* Web page and app entries:
+---+
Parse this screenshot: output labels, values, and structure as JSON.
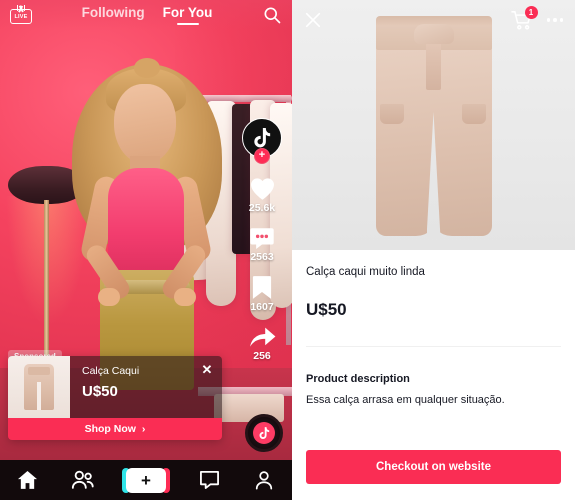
{
  "feed": {
    "live_label": "LIVE",
    "tabs": [
      {
        "label": "Following",
        "active": false
      },
      {
        "label": "For You",
        "active": true
      }
    ],
    "search_icon": "search-icon",
    "rail": {
      "avatar_icon": "tiktok-note-icon",
      "follow_label": "+",
      "like_icon": "heart-icon",
      "like_count": "25.6k",
      "comment_icon": "comment-icon",
      "comment_count": "2563",
      "bookmark_icon": "bookmark-icon",
      "bookmark_count": "1607",
      "share_icon": "share-arrow-icon",
      "share_count": "256",
      "music_disc_icon": "music-disc-icon"
    },
    "sponsored_label": "Sponsored",
    "product_card": {
      "name": "Calça Caqui",
      "price": "U$50",
      "cta": "Shop Now",
      "cta_chevron": "›",
      "close_icon": "close-icon",
      "thumb_icon": "product-thumbnail"
    },
    "tabbar": [
      {
        "name": "home",
        "icon": "home-icon",
        "label": ""
      },
      {
        "name": "friends",
        "icon": "friends-icon",
        "label": ""
      },
      {
        "name": "create",
        "icon": "plus-icon",
        "label": "+"
      },
      {
        "name": "inbox",
        "icon": "inbox-icon",
        "label": ""
      },
      {
        "name": "profile",
        "icon": "person-icon",
        "label": ""
      }
    ]
  },
  "pdp": {
    "close_icon": "close-icon",
    "cart_icon": "shopping-cart-icon",
    "cart_badge": "1",
    "more_icon": "more-options-icon",
    "hero_image": "khaki-paperbag-trousers",
    "title": "Calça caqui muito linda",
    "price": "U$50",
    "description_heading": "Product description",
    "description": "Essa calça arrasa em qualquer situação.",
    "checkout_label": "Checkout on website"
  },
  "colors": {
    "accent": "#fa2d54",
    "feed_bg": "#ef4e6c",
    "tabbar_bg": "#120a0c",
    "pdp_bg": "#ffffff",
    "hero_bg": "#ebebeb",
    "text_dark": "#161823"
  }
}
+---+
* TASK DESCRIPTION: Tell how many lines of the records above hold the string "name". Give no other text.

* THE COMPLETED TASK: 6